_Data shown_

################

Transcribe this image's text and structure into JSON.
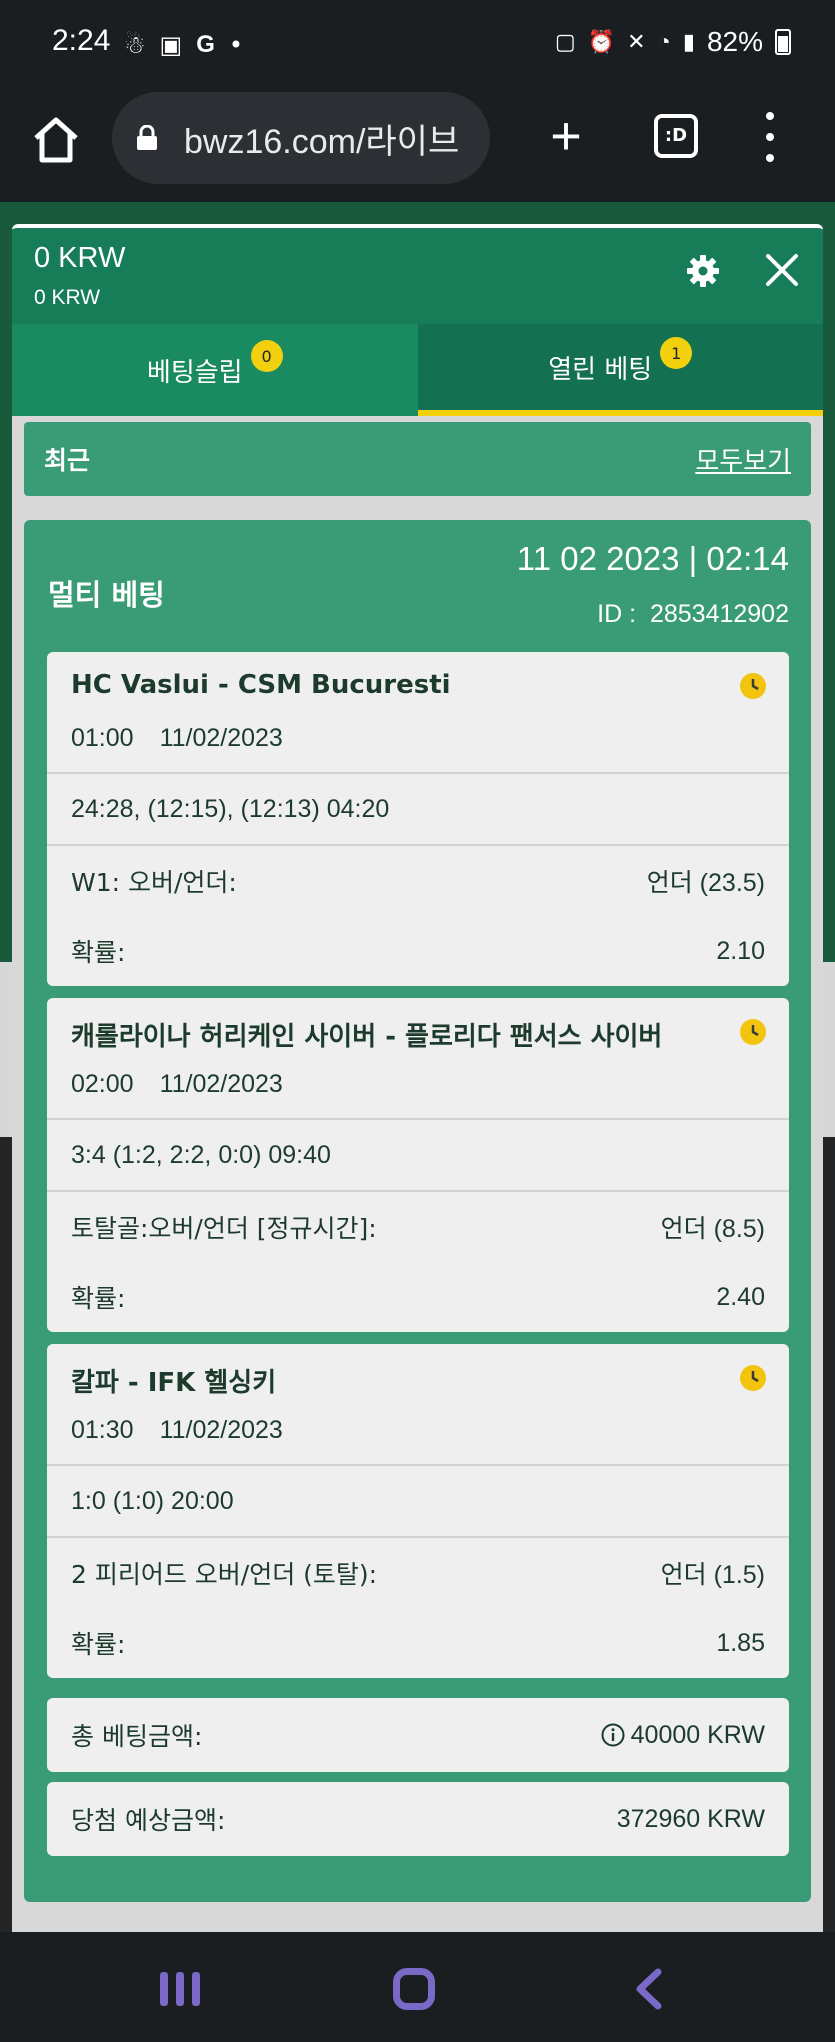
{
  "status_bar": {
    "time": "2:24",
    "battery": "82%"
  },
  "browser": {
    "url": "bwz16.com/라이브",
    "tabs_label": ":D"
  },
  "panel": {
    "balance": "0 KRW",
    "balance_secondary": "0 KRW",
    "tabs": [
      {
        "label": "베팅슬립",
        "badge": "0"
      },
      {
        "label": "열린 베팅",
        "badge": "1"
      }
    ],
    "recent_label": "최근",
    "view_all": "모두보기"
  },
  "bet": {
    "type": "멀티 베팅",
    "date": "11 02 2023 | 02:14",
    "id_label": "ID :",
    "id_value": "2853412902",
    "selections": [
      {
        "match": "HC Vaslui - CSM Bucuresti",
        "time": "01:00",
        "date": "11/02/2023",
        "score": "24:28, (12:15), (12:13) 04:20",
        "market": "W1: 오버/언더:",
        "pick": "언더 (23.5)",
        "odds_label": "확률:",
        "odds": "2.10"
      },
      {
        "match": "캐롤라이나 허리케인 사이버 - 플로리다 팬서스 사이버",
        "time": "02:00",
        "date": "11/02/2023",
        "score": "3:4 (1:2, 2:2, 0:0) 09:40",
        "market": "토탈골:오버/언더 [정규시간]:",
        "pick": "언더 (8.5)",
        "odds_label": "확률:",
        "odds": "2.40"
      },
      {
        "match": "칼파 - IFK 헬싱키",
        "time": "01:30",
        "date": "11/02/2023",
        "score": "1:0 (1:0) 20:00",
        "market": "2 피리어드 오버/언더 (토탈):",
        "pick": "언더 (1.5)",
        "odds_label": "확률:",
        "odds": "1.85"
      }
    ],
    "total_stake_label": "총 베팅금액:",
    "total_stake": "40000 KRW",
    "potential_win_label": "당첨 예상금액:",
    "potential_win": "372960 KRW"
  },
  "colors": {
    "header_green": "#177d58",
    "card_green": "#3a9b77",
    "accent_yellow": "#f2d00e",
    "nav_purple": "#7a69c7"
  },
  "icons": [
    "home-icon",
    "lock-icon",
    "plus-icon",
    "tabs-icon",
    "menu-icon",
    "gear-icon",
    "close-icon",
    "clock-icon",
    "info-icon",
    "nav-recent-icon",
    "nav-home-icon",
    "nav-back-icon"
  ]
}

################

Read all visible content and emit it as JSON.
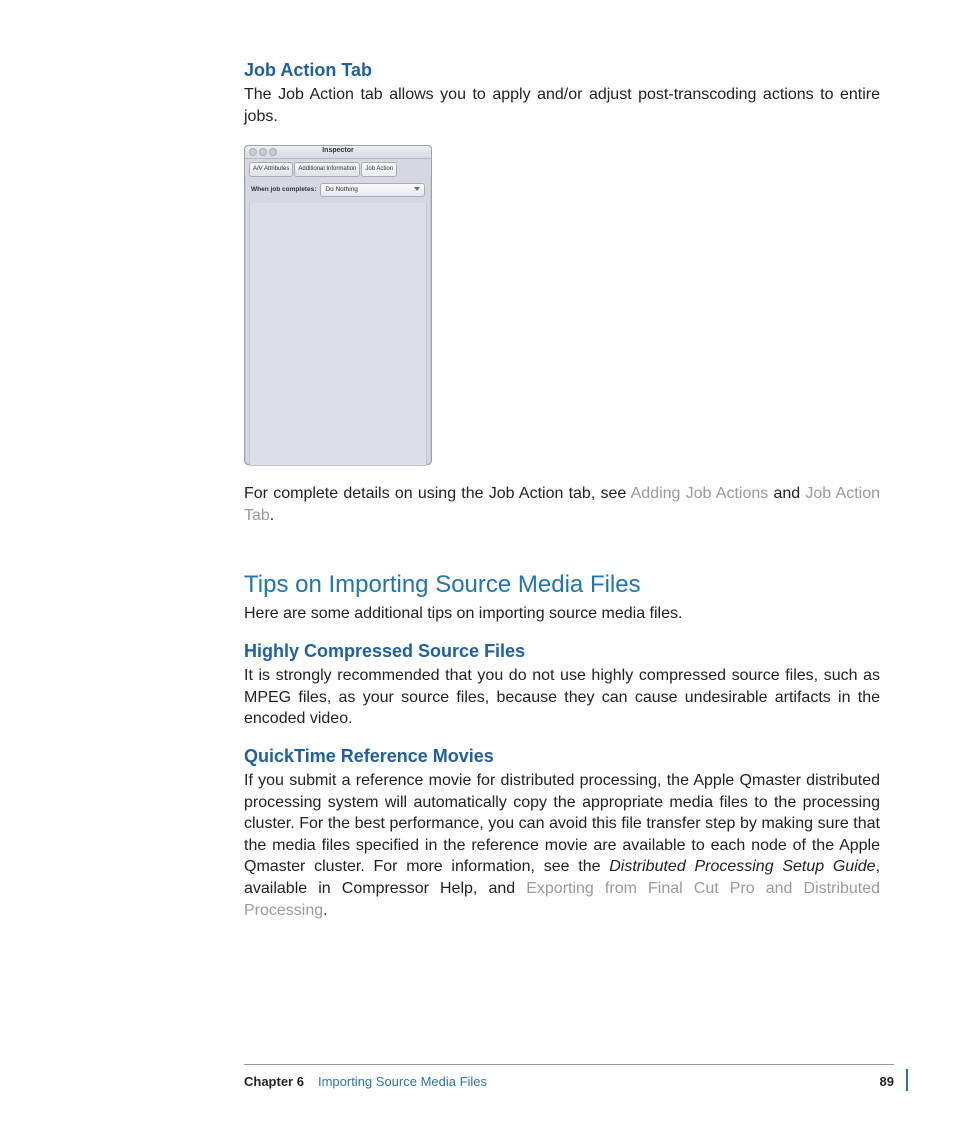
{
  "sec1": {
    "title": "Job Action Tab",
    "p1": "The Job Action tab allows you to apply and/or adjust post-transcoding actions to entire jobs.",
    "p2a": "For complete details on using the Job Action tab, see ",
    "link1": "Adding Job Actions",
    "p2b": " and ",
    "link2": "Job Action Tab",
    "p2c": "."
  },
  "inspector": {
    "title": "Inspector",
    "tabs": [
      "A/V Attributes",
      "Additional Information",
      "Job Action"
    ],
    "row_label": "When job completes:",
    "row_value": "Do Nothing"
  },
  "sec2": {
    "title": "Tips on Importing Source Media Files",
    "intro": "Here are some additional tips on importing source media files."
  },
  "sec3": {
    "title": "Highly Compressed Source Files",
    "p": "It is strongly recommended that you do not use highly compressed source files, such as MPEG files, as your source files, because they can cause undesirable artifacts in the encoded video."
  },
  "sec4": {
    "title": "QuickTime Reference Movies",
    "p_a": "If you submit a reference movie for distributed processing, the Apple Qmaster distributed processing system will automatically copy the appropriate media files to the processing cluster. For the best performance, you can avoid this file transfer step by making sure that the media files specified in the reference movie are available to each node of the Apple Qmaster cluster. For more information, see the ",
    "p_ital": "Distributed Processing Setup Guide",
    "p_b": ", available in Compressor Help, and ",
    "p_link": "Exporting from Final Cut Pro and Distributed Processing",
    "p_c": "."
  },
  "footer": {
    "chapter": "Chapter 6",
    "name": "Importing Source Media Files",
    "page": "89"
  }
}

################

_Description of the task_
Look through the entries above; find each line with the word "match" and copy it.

_Written reply_
        "match": "HC Vaslui - CSM Bucuresti",
        "match": "캐롤라이나 허리케인 사이버 - 플로리다 팬서스 사이버",
        "match": "칼파 - IFK 헬싱키",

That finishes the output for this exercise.